Simotas tells that Post that she sent a letter to the DOT last week about the matter, and plans to press the agency until safety changes are finally implemented. As she told the Post, “There is no good reason why residents and motorists should still be endangered at this intersection after DOT and the Community Board have agreed on what needs to be done.”
Tonight, the ‘Roosevelt Avenue Urbanites’ exhibit will be on display at the Falchi Building in Long Island City. The event takes on the controversial Roosevelt Avenue BID, proposed by the 82nd Street Partnership for a stretch of Jackson Heights and Corona. The Daily News writes that the exhibit includes eight projects envisioning the future of that 20-block stretch by students from Parsons New School for Design and three Italian universities. According to the News, “Projects include an oral history and social map of the area, a look at the potential for small business collaboration that would mimic a BID, and an exploration of the area’s unused open spaces.”
You can check out the ‘Roosevelt Avenue Urbanites’ exhibit tonight from 7 to 10 pm at the Falchi Building, 31-00 47th Avenue.
Today the paper of record profiled Corona, one of the largest Latin American immigrant communities in the borough, for its “Living In” column. City Councilwoman Julissa Ferreras tell the Times that overdevelopment is a challenge in this area, with two-family homes replaced with multifamily developments. She is concerned about less parking, more traffic, and strained community services. But the neighborhood, once heavily Italian American, remains a stronghold for Latin food and culture.

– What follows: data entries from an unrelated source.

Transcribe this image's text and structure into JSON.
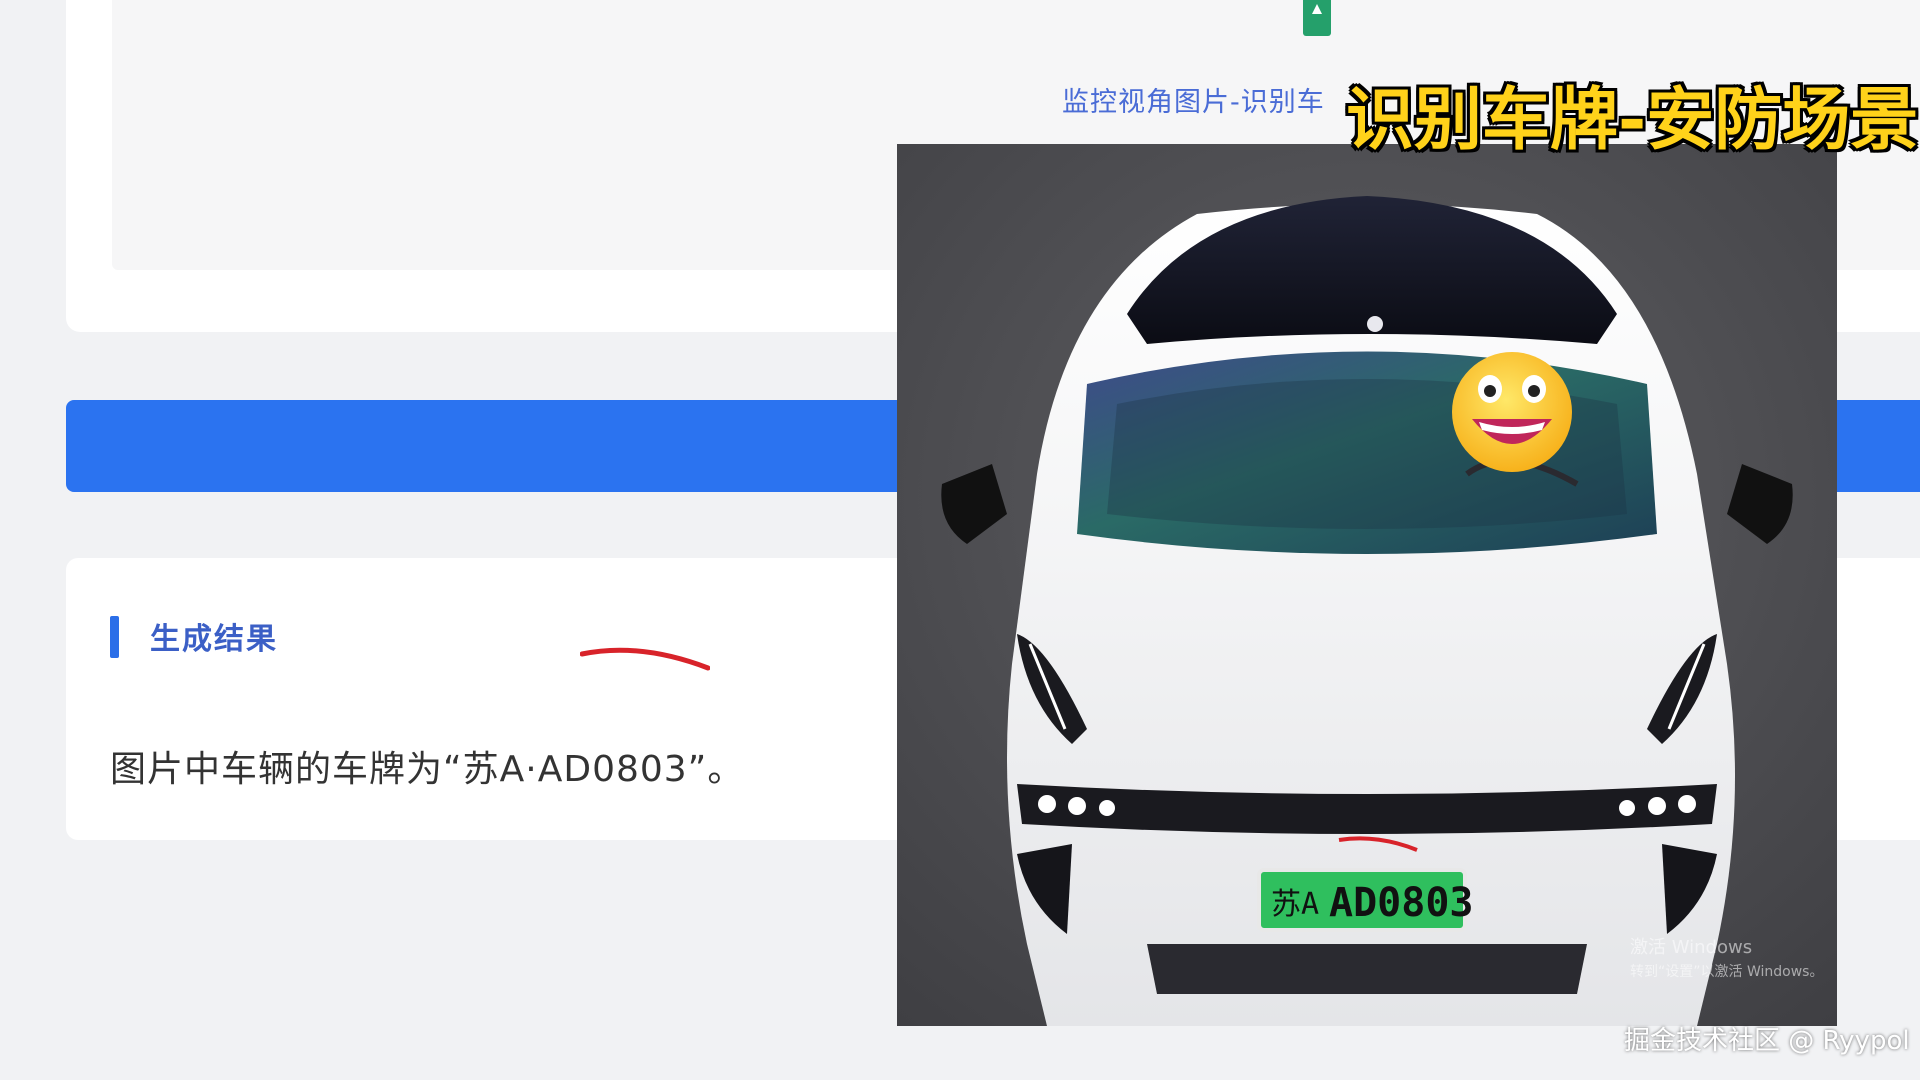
{
  "upload_panel": {
    "file_icon": "image-file-icon",
    "file_name": "监控视角图片-识别车"
  },
  "overlay": {
    "title": "识别车牌-安防场景"
  },
  "result": {
    "section_title": "生成结果",
    "text": "图片中车辆的车牌为“苏A·AD0803”。"
  },
  "photo": {
    "plate_province": "苏A",
    "plate_number": "AD0803",
    "plate_color": "#2fbf5e",
    "driver_face_icon": "grinning-face-emoji"
  },
  "watermark": {
    "line1": "激活 Windows",
    "line2": "转到“设置”以激活 Windows。"
  },
  "credit": "掘金技术社区 @ Ryypol",
  "colors": {
    "accent_blue": "#2b73f0",
    "title_yellow": "#ffd21a",
    "annotation_red": "#d8232a"
  }
}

As for real estate, demand for housing here is going up, and so are prices. Two-family homes roughly range from $700,000 to $800,000, with larger condos and co-ops starting in the mid-$300,000s. Buildings with three or more units can range anywhere up to $1,500,000. As for available rentals, prices range from $1,250 for a studio up to $2,395 for a three bedroom in LeFrak City.
The upscale French-Canadian restaurant inside of MoMA PS1, M. Wells Dinette, may be going casual. The food blog Eater heard a rumor that the menu, which now includes items like tartare, bone marrow, escargot and foie gras, will be redesigned to focus on sandwiches and other affordable bites. Eater thinks this makes a lot of sense, given that Dinette is only open Thursdays through Monday from noon to 6 pm, but they haven’t got confirmation from the M. Wells folks yet. Meanwhile, there’s always the M. Wells Steakhouse to gorge on an elaborate meal by the popular chef Hugue Dufour.
Two writers with intimate knowledge of Queens will participate in separate, upcoming enrichment events at the Greater Astoria Historical Society. On Saturday, Adrienne Onofri, who just published the guidebook Walking Queens, will lead a roundtable discussion on two of the borough’s hottest neighborhoods, Astoria and Long Island City. This licensed NYC tour guide, who also writes about theater for the Broadway World blog, will then sell and sign copies of her new book, which describes 30 routes to discover Queens on foot.
On Monday, Q’Stoner writer Kevin Walsh, a historian who also runs the Forgotten NY blog, will take attendees on an indoor tour of classic New York City storefront signs — with the help of slides. They come in all shapes and sizes and contain words in countless colors and fonts. Plus, some storefront signs have wacky and/or fascinating stories.